Perhaps the simplest of all micro-actions, walking is easy because it can be gentle or fast-paced, depending on how my body feels. It can be shorter or longer, I can choose to listen to podcasts, music or nothing while walking. I can walk to the store and kill two birds with one stone, or I can walk by the water and enjoy the view. It's very adaptable and leaves me feeling good. Movement is good.
But, at the moment, I know if I walk for over 20 minutes, I'm going to need some recovery time before I get back to work or whatever I'm doing, after the walk. I need to rest and let my body generate more energy. So timing is important when you're fitting this into your day.
Simple Prayers and Mantras
As I mentioned in the stretching section above, I have employed a simple prayer and matra practice with these stretches. I don't know if others feel the same (let me know if you do!) but there's something about praying with my body, movement as part of the practice, that helps me connect with my spirit and connect my spirit to the higher power within the universe.

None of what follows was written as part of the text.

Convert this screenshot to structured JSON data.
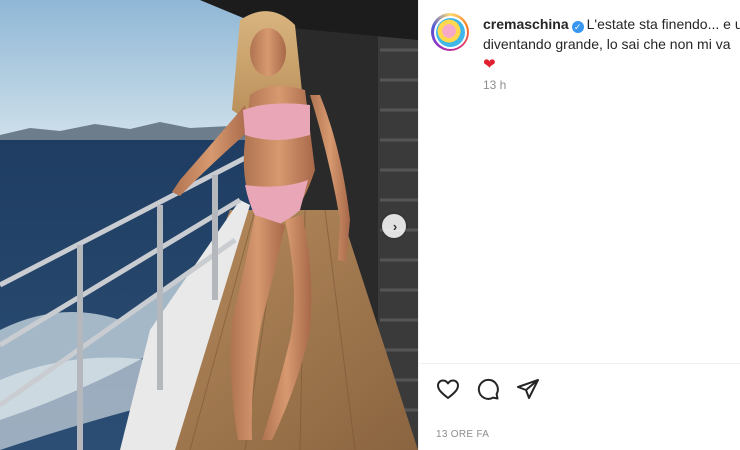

And if you're not that kind of spiritual person, that's ok. Using the stretching routine as a mantra practice or as a connection to your deeper self also works well.
I move through the stretching routine I've outlined above, till I reach child's pose, where I stop, breathe deeply and express how I feel. I may express an emotion or a worry, a fear or a need. It may be about something in the day ahead of me or just my health and feeling unable to do much. I ask for what I need to move through the day with this as part of my reality. It's simple and true and honest.
I then move through the rest of the stretching routine, and when I return to standing with my hands in prayer position, I take a deep breath and listen for the voice of the Divine. If that's not for you, listen to your higher self or for an inspirational thought, in response to what you've expressed in child's pose. This is usually where I am reminded that I am supported, that the light outside, the abundance of nature and the beauty of the world are all there fore me to enjoy, that I am here to expand in hope and joy and freedom and I am supported in that by something bigger than just my feeble will and struggling body.
It's a beautiful practice and one I highly recommend. And in the evening, I express my frustrations, regrets or disappointments of the day in child's pose first, then listen for the comfort from the Divine when I return to standing position. Next it may be an expression of gratitude for the good things of the day in child's pose and a connection with the Divine in the joy and gratitude when standing.
If you try this practice, I'd love to know what you experience.
And what about you?
What micro-actions have you employed that are making macro change possible? I'd love to have you share them and maybe help me and others to find greater health and happiness through them.